EXERCISE PROMPT —
The response must contain every line from the records below that has "text".

[RECORD SET]

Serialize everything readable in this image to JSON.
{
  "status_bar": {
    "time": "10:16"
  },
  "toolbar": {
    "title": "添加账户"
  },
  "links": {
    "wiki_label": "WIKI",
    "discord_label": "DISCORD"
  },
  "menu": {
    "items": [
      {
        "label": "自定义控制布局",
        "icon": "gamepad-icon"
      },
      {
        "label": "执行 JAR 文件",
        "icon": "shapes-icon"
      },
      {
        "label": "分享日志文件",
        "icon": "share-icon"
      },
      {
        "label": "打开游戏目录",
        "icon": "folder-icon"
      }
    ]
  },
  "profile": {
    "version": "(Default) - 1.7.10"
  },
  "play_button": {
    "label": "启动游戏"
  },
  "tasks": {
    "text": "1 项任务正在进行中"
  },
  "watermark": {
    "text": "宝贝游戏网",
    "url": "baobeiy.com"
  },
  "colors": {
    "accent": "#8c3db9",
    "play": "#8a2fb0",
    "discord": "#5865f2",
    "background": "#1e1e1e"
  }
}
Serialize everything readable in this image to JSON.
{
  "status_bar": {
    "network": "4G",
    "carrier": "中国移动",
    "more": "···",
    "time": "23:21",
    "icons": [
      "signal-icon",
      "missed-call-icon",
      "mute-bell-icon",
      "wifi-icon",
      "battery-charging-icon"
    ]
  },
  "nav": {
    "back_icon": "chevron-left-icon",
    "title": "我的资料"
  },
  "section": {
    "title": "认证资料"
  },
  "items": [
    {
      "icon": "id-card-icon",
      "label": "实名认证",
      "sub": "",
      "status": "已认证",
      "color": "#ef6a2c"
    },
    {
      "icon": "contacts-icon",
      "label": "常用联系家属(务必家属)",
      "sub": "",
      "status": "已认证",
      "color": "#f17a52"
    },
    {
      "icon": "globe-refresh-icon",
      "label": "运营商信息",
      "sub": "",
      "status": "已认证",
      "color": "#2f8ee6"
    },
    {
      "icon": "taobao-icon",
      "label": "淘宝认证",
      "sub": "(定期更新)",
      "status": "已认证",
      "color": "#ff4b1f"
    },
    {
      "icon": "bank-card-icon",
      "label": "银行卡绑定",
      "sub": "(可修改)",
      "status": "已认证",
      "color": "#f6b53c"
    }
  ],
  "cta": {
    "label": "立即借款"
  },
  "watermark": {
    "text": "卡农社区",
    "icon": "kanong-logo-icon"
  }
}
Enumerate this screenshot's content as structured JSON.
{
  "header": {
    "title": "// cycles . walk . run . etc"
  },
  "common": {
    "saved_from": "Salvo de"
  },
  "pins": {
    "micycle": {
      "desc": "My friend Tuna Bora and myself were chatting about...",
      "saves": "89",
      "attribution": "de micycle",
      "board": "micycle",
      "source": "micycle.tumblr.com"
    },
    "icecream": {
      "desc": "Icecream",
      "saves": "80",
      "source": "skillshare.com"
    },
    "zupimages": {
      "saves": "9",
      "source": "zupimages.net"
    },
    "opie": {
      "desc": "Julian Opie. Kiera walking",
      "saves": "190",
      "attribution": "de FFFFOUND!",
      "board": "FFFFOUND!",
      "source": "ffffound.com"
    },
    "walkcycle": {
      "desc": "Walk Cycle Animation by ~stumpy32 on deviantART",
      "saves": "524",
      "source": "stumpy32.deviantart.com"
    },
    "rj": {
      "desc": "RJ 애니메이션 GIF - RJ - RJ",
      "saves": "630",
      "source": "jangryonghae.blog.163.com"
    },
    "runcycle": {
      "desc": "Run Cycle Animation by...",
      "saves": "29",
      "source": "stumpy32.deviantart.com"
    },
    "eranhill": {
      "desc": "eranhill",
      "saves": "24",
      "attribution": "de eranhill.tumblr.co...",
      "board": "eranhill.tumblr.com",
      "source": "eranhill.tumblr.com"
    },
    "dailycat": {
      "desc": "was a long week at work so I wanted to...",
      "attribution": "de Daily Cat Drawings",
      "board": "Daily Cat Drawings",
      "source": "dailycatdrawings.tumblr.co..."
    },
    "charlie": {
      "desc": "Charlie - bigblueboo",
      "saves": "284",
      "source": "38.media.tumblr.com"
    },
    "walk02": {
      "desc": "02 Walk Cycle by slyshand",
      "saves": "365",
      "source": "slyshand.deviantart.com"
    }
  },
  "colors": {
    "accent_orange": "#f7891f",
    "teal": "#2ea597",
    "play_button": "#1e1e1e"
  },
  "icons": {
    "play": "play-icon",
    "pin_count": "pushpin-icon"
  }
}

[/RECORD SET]

SOLUTION TO THIS EXERCISE —
    "text": "1 项任务正在进行中"
    "text": "宝贝游戏网",
    "text": "卡农社区",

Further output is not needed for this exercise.